**TASK MATERIAL**
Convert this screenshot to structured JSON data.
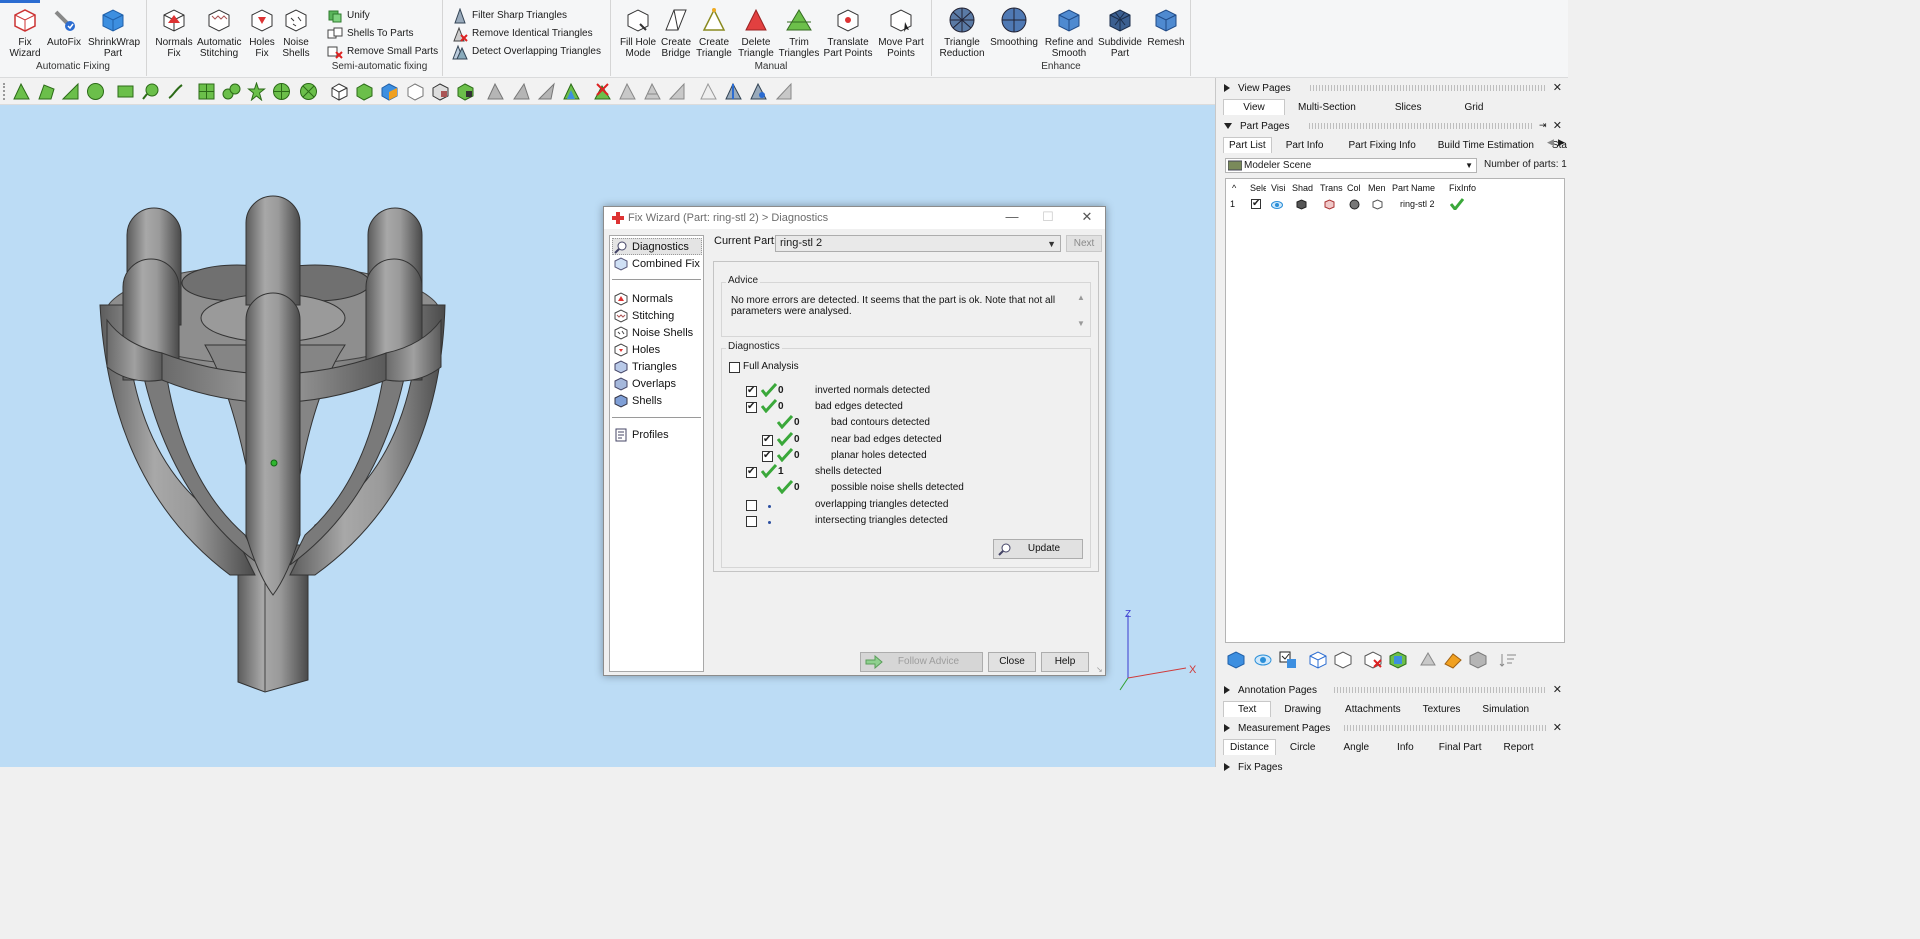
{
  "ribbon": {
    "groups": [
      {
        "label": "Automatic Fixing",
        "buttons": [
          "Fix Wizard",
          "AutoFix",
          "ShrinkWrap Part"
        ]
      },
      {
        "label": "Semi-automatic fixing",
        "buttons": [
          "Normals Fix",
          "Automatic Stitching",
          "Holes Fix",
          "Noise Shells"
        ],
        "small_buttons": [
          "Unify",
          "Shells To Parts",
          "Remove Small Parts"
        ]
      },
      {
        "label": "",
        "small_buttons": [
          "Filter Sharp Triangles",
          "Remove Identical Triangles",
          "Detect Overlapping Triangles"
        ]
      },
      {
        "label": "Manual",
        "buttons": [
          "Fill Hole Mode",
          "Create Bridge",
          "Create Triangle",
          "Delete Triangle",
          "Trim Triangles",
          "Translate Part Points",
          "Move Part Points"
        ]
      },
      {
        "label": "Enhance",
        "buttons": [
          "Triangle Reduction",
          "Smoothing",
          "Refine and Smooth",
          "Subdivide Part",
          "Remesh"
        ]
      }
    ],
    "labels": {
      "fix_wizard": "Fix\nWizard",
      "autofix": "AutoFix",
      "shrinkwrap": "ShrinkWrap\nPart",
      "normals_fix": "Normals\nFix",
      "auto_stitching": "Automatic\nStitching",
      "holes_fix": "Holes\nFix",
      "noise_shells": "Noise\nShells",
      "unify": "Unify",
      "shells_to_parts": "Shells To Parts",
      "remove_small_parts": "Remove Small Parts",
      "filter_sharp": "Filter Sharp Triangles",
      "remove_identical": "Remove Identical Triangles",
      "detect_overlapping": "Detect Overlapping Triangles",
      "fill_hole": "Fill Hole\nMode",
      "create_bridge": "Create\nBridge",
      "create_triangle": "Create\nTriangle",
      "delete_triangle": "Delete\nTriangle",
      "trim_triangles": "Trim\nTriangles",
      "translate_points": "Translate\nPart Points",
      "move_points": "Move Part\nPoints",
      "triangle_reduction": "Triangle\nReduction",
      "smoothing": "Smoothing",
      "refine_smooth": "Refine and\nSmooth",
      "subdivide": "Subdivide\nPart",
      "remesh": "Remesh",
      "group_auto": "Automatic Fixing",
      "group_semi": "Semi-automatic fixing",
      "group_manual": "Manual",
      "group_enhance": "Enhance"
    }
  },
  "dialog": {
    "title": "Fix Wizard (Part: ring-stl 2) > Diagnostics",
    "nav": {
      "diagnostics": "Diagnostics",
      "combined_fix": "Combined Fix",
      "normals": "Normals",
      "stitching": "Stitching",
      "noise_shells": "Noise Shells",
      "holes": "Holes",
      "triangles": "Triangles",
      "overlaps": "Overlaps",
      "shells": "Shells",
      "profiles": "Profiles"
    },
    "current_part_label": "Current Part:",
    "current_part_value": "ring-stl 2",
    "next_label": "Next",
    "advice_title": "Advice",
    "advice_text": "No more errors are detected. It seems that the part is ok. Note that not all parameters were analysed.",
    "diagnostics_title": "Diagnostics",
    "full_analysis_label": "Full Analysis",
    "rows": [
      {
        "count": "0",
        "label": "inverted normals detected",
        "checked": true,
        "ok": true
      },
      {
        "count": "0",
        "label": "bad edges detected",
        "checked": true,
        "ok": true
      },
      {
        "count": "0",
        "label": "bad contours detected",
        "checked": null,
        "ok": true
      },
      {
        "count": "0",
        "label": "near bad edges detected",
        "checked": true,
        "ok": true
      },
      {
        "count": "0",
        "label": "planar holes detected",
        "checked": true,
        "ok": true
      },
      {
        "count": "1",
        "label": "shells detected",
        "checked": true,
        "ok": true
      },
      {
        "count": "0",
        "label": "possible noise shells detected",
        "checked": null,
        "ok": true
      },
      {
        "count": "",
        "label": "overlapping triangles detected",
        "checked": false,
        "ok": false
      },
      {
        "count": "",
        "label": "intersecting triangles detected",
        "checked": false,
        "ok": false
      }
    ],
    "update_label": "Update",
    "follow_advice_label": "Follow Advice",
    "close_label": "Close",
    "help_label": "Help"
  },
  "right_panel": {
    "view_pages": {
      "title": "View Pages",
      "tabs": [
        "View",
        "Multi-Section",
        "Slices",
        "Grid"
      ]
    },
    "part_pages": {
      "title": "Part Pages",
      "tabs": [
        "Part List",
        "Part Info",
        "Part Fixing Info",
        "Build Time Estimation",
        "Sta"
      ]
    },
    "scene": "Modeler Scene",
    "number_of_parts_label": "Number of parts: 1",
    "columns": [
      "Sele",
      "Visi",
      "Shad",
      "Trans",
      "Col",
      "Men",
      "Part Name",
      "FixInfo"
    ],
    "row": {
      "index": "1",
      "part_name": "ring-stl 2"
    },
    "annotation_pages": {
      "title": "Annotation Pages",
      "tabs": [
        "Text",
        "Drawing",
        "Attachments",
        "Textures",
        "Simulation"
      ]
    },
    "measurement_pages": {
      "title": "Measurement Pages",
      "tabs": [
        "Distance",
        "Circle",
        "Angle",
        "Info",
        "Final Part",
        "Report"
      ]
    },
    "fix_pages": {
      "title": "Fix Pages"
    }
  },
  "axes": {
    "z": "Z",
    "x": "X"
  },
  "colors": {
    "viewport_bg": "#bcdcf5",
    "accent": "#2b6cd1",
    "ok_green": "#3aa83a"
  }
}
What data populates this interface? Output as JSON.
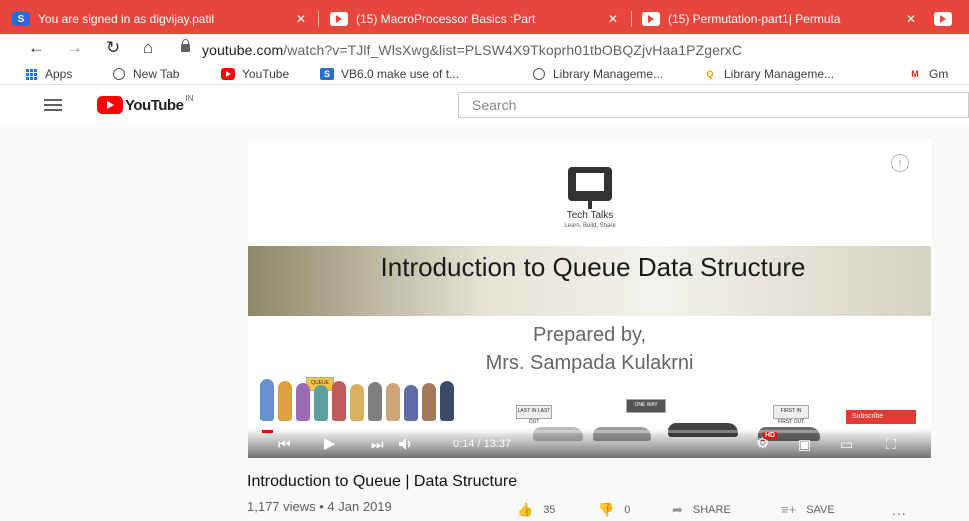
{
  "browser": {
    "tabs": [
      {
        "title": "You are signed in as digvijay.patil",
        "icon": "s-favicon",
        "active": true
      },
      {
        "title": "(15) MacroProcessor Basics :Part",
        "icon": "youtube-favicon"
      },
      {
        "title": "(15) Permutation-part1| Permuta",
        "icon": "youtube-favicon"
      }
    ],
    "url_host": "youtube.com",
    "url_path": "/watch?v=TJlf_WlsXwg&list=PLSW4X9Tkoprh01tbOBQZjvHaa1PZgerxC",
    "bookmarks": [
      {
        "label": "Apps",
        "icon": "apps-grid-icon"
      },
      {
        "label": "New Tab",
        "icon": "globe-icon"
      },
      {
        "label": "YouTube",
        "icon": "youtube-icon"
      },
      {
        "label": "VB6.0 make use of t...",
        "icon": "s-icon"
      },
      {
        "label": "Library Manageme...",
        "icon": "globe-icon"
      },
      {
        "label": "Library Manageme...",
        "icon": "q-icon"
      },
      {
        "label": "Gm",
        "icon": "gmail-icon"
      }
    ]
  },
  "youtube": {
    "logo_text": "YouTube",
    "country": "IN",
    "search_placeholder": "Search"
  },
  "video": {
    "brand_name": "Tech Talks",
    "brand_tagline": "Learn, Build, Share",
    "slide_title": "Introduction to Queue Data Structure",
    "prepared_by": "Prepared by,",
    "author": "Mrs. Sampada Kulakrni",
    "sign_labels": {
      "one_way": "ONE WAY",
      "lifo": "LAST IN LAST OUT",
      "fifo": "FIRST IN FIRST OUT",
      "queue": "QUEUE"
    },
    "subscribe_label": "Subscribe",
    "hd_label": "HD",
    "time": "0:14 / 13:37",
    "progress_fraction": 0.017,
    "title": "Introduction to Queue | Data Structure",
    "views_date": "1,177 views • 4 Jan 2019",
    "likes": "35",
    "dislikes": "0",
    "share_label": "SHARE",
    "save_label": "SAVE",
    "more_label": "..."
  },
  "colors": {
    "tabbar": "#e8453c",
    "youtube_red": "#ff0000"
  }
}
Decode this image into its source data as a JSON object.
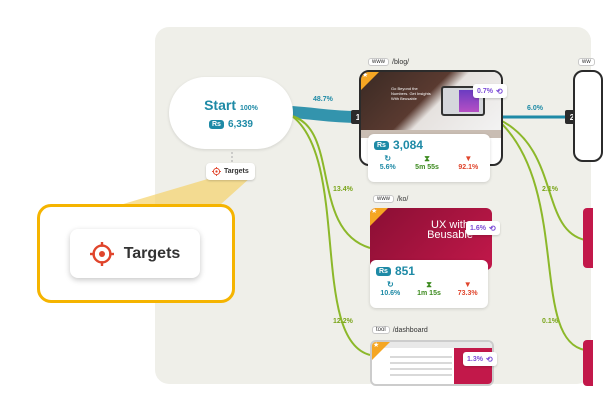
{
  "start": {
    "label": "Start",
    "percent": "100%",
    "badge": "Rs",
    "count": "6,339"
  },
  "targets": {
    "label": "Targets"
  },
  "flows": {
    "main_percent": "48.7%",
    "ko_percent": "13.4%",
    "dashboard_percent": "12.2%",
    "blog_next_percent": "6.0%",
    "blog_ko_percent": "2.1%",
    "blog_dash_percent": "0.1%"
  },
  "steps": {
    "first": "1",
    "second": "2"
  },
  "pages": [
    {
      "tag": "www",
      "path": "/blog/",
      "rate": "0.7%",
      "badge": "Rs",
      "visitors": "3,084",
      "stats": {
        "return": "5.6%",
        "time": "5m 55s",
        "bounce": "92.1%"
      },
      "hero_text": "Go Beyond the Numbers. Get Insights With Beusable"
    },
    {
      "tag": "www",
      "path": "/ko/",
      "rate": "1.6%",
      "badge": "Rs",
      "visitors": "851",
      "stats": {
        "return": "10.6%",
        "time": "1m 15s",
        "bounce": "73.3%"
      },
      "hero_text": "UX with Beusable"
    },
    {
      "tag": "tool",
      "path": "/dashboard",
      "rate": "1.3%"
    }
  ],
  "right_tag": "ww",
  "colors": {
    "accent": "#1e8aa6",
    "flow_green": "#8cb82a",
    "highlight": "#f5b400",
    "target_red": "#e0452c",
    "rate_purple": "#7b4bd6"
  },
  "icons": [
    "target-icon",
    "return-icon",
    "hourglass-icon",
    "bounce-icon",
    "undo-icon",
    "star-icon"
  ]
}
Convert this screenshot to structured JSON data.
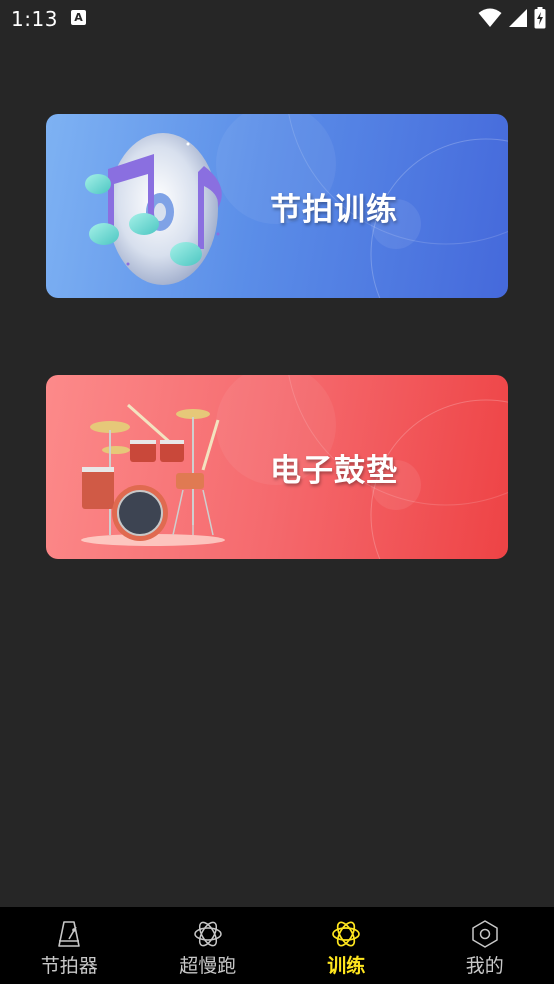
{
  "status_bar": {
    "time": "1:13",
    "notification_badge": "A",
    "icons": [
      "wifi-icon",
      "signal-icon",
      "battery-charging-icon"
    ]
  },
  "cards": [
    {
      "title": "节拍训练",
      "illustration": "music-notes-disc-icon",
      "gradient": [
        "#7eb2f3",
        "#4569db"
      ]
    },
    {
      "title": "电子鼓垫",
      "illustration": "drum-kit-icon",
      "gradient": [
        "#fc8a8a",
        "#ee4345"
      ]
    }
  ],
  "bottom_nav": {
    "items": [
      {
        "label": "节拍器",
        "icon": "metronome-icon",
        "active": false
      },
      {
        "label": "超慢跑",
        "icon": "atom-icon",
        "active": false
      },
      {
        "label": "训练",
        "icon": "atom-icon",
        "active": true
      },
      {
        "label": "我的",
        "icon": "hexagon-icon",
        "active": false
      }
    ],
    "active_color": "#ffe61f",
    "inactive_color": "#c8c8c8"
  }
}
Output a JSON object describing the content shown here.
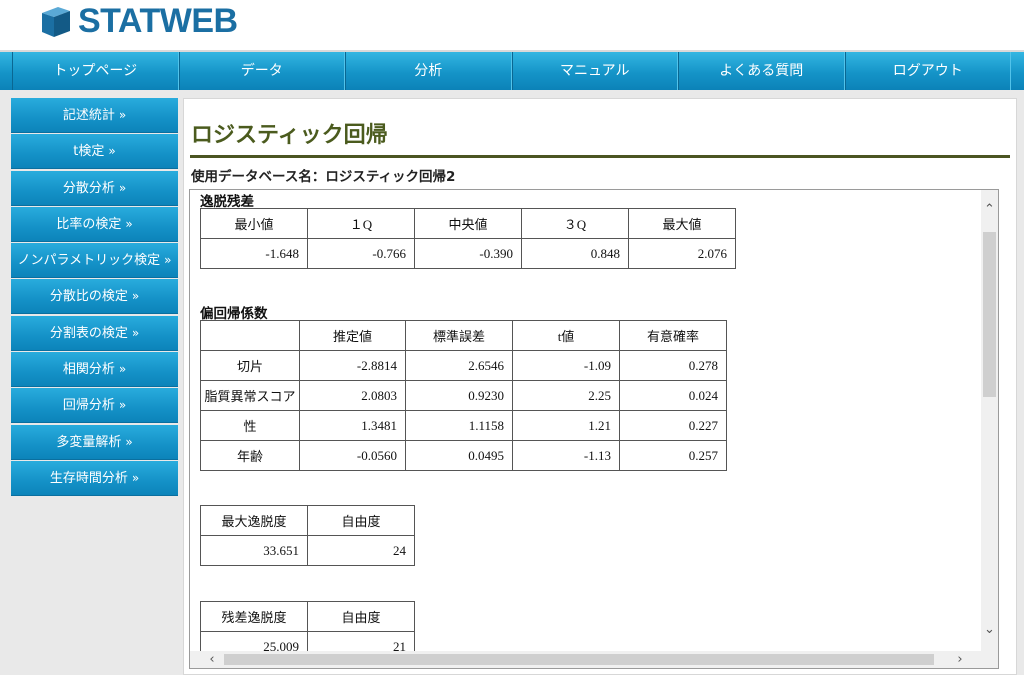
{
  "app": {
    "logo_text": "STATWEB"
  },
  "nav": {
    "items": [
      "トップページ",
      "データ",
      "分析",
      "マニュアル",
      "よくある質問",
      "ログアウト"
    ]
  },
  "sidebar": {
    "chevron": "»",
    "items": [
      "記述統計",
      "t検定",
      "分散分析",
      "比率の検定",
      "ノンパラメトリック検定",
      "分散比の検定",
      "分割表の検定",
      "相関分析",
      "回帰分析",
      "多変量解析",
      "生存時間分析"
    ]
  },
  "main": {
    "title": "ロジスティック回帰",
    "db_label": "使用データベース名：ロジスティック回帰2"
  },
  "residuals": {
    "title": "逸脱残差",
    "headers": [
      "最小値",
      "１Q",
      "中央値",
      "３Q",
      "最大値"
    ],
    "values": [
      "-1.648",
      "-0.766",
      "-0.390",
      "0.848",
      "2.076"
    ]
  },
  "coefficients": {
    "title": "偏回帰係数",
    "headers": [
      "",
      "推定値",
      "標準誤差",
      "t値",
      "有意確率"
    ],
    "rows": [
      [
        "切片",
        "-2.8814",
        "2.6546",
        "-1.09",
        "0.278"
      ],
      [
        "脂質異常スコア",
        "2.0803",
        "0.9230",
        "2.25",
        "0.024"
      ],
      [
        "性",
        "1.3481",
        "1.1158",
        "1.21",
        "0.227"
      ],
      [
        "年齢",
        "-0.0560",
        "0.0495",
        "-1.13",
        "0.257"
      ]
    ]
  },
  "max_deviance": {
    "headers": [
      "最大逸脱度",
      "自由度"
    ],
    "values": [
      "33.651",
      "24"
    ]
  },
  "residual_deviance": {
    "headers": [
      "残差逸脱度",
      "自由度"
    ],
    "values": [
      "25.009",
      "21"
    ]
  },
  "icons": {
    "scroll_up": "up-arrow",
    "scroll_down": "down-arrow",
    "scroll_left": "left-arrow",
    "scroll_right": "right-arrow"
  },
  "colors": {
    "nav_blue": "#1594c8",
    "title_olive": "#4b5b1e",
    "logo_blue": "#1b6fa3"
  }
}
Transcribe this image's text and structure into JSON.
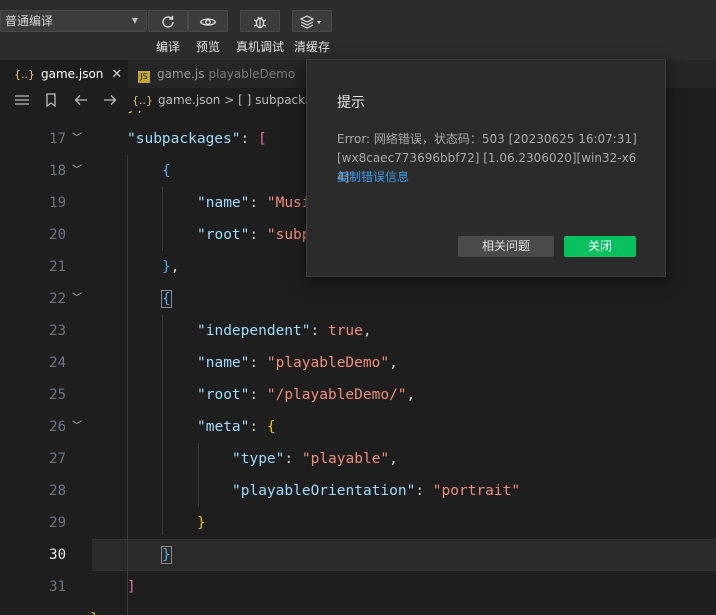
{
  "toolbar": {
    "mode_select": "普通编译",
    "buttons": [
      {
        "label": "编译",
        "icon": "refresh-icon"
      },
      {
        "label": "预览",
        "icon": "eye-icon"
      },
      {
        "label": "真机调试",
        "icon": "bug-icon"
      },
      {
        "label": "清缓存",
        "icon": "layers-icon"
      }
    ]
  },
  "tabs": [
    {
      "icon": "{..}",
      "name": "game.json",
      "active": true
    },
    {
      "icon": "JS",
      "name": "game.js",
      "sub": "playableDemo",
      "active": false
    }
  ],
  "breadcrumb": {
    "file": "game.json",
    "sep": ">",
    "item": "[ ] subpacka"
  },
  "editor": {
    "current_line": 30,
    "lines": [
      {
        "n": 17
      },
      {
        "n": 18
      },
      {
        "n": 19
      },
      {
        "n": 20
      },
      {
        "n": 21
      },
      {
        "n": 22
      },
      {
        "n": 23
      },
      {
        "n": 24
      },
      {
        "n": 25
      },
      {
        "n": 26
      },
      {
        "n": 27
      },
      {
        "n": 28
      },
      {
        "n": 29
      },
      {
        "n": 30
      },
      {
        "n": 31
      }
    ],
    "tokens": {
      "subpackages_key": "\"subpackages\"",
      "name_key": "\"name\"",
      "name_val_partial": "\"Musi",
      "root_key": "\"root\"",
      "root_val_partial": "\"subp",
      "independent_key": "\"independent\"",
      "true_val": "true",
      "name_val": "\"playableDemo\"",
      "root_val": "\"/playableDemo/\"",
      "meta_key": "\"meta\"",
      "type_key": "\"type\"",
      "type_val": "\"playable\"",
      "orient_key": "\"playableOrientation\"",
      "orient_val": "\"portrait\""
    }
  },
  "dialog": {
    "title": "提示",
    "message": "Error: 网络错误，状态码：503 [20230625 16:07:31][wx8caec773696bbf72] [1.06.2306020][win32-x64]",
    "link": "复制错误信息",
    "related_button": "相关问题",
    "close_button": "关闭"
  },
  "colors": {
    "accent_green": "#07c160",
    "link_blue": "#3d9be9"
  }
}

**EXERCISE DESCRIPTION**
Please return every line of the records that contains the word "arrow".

**RESULT OF THE EXERCISE**
    "scroll_up": "up-arrow",
    "scroll_down": "down-arrow",
    "scroll_left": "left-arrow",
    "scroll_right": "right-arrow"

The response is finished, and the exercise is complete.